### [Exercise]
Could each entry below be written out exactly, with every picture dropped?

(Items from a dataset)
┌──
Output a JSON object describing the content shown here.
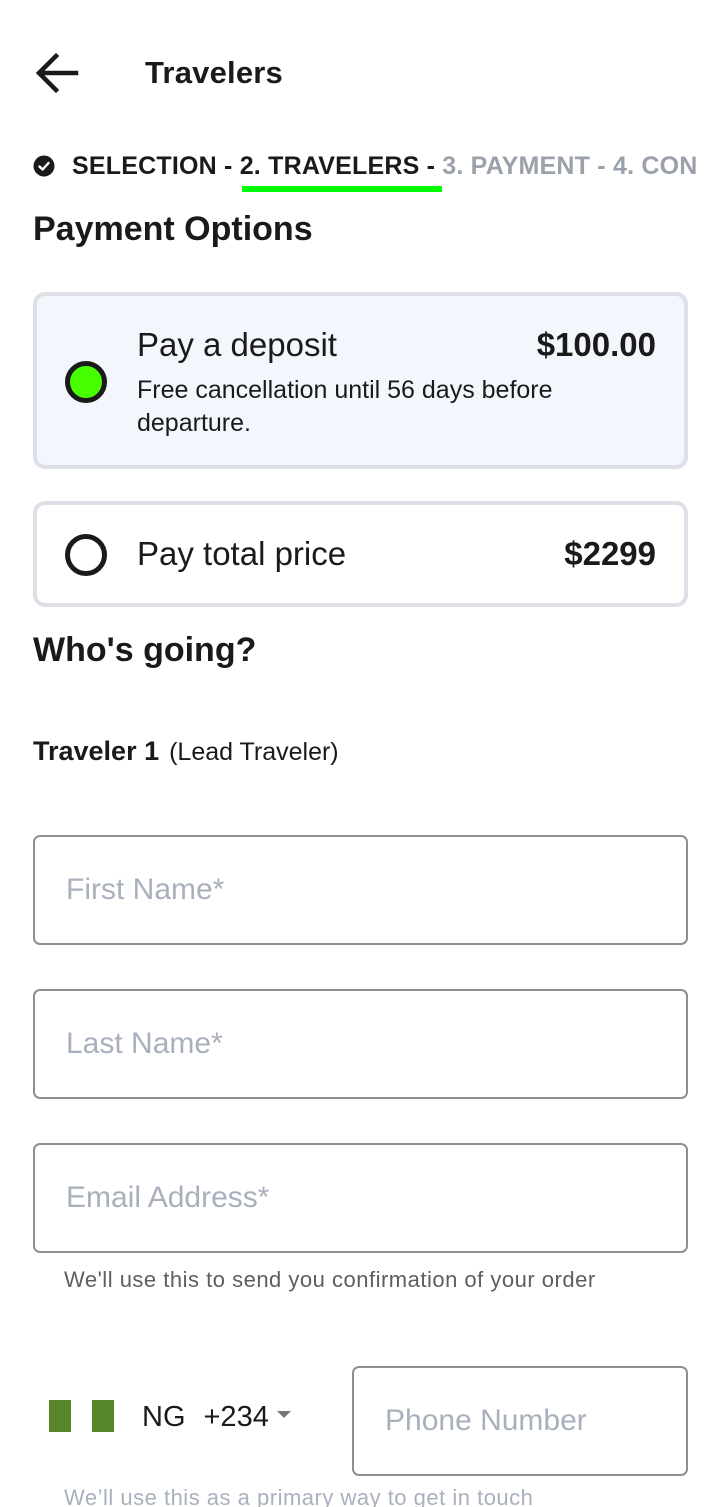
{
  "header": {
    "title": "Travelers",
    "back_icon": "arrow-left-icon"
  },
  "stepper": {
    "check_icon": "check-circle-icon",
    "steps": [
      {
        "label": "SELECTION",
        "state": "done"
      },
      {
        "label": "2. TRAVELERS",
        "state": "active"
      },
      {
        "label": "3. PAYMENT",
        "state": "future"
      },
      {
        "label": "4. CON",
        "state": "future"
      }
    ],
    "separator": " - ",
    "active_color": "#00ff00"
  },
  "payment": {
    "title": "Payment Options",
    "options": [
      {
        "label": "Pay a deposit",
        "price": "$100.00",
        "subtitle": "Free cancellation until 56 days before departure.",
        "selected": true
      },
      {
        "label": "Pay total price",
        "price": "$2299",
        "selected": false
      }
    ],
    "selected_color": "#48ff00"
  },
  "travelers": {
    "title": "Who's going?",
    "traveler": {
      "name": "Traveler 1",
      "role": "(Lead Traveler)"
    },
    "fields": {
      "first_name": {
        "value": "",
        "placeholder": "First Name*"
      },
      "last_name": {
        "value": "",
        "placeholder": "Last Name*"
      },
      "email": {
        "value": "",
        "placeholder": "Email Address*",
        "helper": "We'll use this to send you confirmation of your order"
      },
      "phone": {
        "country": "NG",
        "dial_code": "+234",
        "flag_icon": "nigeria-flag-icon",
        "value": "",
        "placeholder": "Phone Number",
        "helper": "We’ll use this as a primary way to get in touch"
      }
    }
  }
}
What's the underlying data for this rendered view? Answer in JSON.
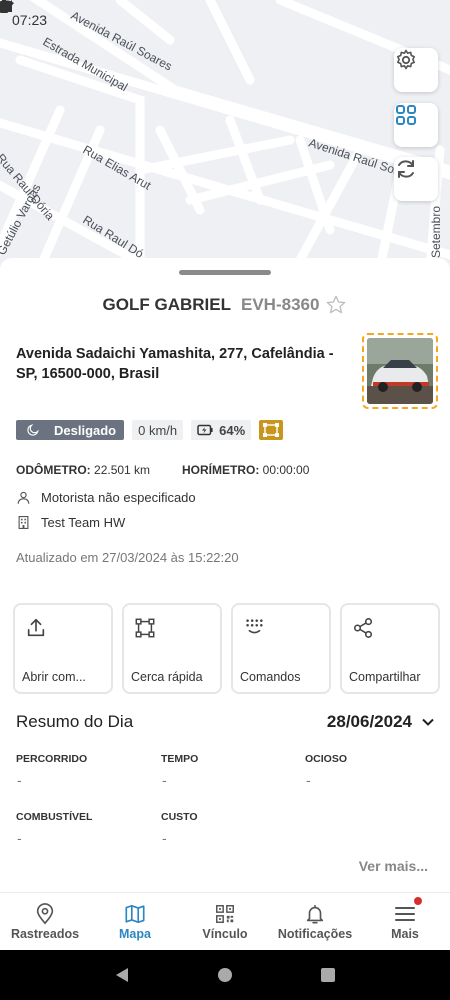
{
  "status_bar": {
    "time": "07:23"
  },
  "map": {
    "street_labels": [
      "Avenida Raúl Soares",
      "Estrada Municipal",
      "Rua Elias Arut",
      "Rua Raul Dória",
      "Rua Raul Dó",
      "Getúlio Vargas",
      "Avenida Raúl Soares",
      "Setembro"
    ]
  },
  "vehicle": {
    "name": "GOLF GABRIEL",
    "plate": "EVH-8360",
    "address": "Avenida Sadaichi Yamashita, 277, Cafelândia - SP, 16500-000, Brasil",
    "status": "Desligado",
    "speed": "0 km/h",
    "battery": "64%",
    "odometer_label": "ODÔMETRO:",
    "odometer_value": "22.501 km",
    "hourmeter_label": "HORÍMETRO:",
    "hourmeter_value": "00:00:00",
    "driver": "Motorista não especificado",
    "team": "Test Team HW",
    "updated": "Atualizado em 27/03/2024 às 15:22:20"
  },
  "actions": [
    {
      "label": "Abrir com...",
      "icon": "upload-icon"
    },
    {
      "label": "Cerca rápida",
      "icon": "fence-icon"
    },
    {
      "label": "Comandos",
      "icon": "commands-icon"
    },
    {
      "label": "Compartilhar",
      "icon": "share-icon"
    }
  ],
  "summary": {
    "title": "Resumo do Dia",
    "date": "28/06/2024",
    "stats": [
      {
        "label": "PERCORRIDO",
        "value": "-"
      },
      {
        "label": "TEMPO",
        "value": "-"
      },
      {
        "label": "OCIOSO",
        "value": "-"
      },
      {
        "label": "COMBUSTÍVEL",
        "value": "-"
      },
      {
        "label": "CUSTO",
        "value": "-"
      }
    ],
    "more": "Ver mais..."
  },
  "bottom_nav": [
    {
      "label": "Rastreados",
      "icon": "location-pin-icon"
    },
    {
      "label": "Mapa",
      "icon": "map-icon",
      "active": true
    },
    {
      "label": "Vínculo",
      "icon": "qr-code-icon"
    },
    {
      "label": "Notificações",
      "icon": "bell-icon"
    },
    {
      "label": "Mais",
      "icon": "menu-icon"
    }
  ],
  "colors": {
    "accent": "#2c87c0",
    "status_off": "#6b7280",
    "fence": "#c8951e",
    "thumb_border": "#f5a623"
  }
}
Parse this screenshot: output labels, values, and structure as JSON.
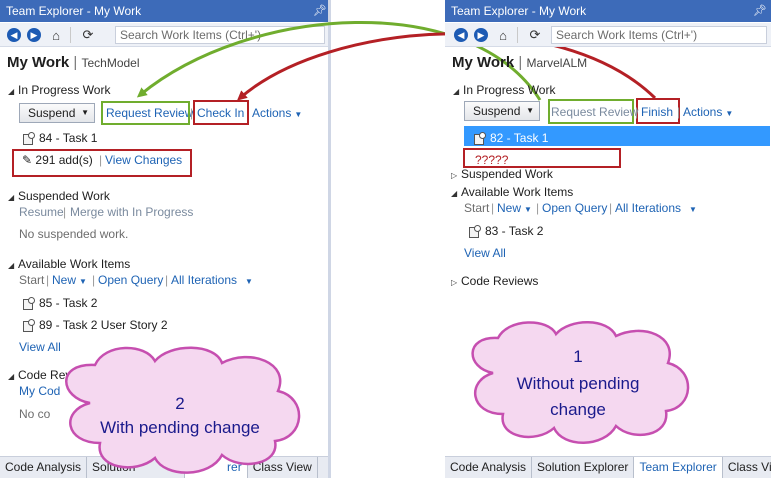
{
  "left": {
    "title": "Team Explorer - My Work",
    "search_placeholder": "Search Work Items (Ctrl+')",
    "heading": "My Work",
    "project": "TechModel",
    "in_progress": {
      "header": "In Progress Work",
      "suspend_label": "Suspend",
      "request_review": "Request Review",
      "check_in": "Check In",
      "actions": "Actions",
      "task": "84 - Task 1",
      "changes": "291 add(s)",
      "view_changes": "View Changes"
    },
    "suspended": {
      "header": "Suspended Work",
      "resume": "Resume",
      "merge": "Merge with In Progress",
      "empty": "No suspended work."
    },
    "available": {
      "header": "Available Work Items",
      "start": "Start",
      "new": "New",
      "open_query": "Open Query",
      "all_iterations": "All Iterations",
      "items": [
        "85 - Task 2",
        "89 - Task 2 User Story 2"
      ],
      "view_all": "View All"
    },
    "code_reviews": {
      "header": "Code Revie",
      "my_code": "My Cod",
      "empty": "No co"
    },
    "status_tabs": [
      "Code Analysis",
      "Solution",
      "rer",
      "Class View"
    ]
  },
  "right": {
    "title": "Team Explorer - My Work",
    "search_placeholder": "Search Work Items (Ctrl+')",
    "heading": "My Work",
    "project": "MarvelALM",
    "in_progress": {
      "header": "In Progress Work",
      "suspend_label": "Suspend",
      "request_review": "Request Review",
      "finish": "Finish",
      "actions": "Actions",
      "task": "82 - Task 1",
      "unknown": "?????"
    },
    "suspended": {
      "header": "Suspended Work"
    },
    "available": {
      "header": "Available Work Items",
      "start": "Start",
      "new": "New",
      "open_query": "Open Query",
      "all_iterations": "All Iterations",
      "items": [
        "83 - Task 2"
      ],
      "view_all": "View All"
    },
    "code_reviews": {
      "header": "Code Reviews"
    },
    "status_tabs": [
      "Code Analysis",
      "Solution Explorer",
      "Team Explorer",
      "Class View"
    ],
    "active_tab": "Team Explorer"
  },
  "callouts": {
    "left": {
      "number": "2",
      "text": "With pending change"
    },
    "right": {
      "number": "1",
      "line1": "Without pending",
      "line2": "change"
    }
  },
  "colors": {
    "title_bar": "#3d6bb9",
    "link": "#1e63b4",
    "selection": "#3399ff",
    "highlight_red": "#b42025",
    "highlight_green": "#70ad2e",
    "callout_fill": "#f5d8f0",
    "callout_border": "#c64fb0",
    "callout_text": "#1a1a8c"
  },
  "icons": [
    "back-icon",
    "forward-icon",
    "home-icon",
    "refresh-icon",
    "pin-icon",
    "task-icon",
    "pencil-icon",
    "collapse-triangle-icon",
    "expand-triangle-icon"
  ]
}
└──
### [Output of the exercise]
Output a JSON object describing the content shown here.
{
  "header": {
    "title": "Travelers",
    "back_icon": "arrow-left-icon"
  },
  "stepper": {
    "check_icon": "check-circle-icon",
    "steps": [
      {
        "label": "SELECTION",
        "state": "done"
      },
      {
        "label": "2. TRAVELERS",
        "state": "active"
      },
      {
        "label": "3. PAYMENT",
        "state": "future"
      },
      {
        "label": "4. CON",
        "state": "future"
      }
    ],
    "separator": " - ",
    "active_color": "#00ff00"
  },
  "payment": {
    "title": "Payment Options",
    "options": [
      {
        "label": "Pay a deposit",
        "price": "$100.00",
        "subtitle": "Free cancellation until 56 days before departure.",
        "selected": true
      },
      {
        "label": "Pay total price",
        "price": "$2299",
        "selected": false
      }
    ],
    "selected_color": "#48ff00"
  },
  "travelers": {
    "title": "Who's going?",
    "traveler": {
      "name": "Traveler 1",
      "role": "(Lead Traveler)"
    },
    "fields": {
      "first_name": {
        "value": "",
        "placeholder": "First Name*"
      },
      "last_name": {
        "value": "",
        "placeholder": "Last Name*"
      },
      "email": {
        "value": "",
        "placeholder": "Email Address*",
        "helper": "We'll use this to send you confirmation of your order"
      },
      "phone": {
        "country": "NG",
        "dial_code": "+234",
        "flag_icon": "nigeria-flag-icon",
        "value": "",
        "placeholder": "Phone Number",
        "helper": "We’ll use this as a primary way to get in touch"
      }
    }
  }
}
What's the underlying data for this rendered view? Answer in JSON.
{
  "status_bar": {
    "time": "07:23"
  },
  "map": {
    "street_labels": [
      "Avenida Raúl Soares",
      "Estrada Municipal",
      "Rua Elias Arut",
      "Rua Raul Dória",
      "Rua Raul Dó",
      "Getúlio Vargas",
      "Avenida Raúl Soares",
      "Setembro"
    ]
  },
  "vehicle": {
    "name": "GOLF GABRIEL",
    "plate": "EVH-8360",
    "address": "Avenida Sadaichi Yamashita, 277, Cafelândia - SP, 16500-000, Brasil",
    "status": "Desligado",
    "speed": "0 km/h",
    "battery": "64%",
    "odometer_label": "ODÔMETRO:",
    "odometer_value": "22.501 km",
    "hourmeter_label": "HORÍMETRO:",
    "hourmeter_value": "00:00:00",
    "driver": "Motorista não especificado",
    "team": "Test Team HW",
    "updated": "Atualizado em 27/03/2024 às 15:22:20"
  },
  "actions": [
    {
      "label": "Abrir com...",
      "icon": "upload-icon"
    },
    {
      "label": "Cerca rápida",
      "icon": "fence-icon"
    },
    {
      "label": "Comandos",
      "icon": "commands-icon"
    },
    {
      "label": "Compartilhar",
      "icon": "share-icon"
    }
  ],
  "summary": {
    "title": "Resumo do Dia",
    "date": "28/06/2024",
    "stats": [
      {
        "label": "PERCORRIDO",
        "value": "-"
      },
      {
        "label": "TEMPO",
        "value": "-"
      },
      {
        "label": "OCIOSO",
        "value": "-"
      },
      {
        "label": "COMBUSTÍVEL",
        "value": "-"
      },
      {
        "label": "CUSTO",
        "value": "-"
      }
    ],
    "more": "Ver mais..."
  },
  "bottom_nav": [
    {
      "label": "Rastreados",
      "icon": "location-pin-icon"
    },
    {
      "label": "Mapa",
      "icon": "map-icon",
      "active": true
    },
    {
      "label": "Vínculo",
      "icon": "qr-code-icon"
    },
    {
      "label": "Notificações",
      "icon": "bell-icon"
    },
    {
      "label": "Mais",
      "icon": "menu-icon"
    }
  ],
  "colors": {
    "accent": "#2c87c0",
    "status_off": "#6b7280",
    "fence": "#c8951e",
    "thumb_border": "#f5a623"
  }
}
Parse this screenshot: output labels, values, and structure as JSON.
{
  "left": {
    "title": "Team Explorer - My Work",
    "search_placeholder": "Search Work Items (Ctrl+')",
    "heading": "My Work",
    "project": "TechModel",
    "in_progress": {
      "header": "In Progress Work",
      "suspend_label": "Suspend",
      "request_review": "Request Review",
      "check_in": "Check In",
      "actions": "Actions",
      "task": "84 - Task 1",
      "changes": "291 add(s)",
      "view_changes": "View Changes"
    },
    "suspended": {
      "header": "Suspended Work",
      "resume": "Resume",
      "merge": "Merge with In Progress",
      "empty": "No suspended work."
    },
    "available": {
      "header": "Available Work Items",
      "start": "Start",
      "new": "New",
      "open_query": "Open Query",
      "all_iterations": "All Iterations",
      "items": [
        "85 - Task 2",
        "89 - Task 2 User Story 2"
      ],
      "view_all": "View All"
    },
    "code_reviews": {
      "header": "Code Revie",
      "my_code": "My Cod",
      "empty": "No co"
    },
    "status_tabs": [
      "Code Analysis",
      "Solution",
      "rer",
      "Class View"
    ]
  },
  "right": {
    "title": "Team Explorer - My Work",
    "search_placeholder": "Search Work Items (Ctrl+')",
    "heading": "My Work",
    "project": "MarvelALM",
    "in_progress": {
      "header": "In Progress Work",
      "suspend_label": "Suspend",
      "request_review": "Request Review",
      "finish": "Finish",
      "actions": "Actions",
      "task": "82 - Task 1",
      "unknown": "?????"
    },
    "suspended": {
      "header": "Suspended Work"
    },
    "available": {
      "header": "Available Work Items",
      "start": "Start",
      "new": "New",
      "open_query": "Open Query",
      "all_iterations": "All Iterations",
      "items": [
        "83 - Task 2"
      ],
      "view_all": "View All"
    },
    "code_reviews": {
      "header": "Code Reviews"
    },
    "status_tabs": [
      "Code Analysis",
      "Solution Explorer",
      "Team Explorer",
      "Class View"
    ],
    "active_tab": "Team Explorer"
  },
  "callouts": {
    "left": {
      "number": "2",
      "text": "With pending change"
    },
    "right": {
      "number": "1",
      "line1": "Without pending",
      "line2": "change"
    }
  },
  "colors": {
    "title_bar": "#3d6bb9",
    "link": "#1e63b4",
    "selection": "#3399ff",
    "highlight_red": "#b42025",
    "highlight_green": "#70ad2e",
    "callout_fill": "#f5d8f0",
    "callout_border": "#c64fb0",
    "callout_text": "#1a1a8c"
  },
  "icons": [
    "back-icon",
    "forward-icon",
    "home-icon",
    "refresh-icon",
    "pin-icon",
    "task-icon",
    "pencil-icon",
    "collapse-triangle-icon",
    "expand-triangle-icon"
  ]
}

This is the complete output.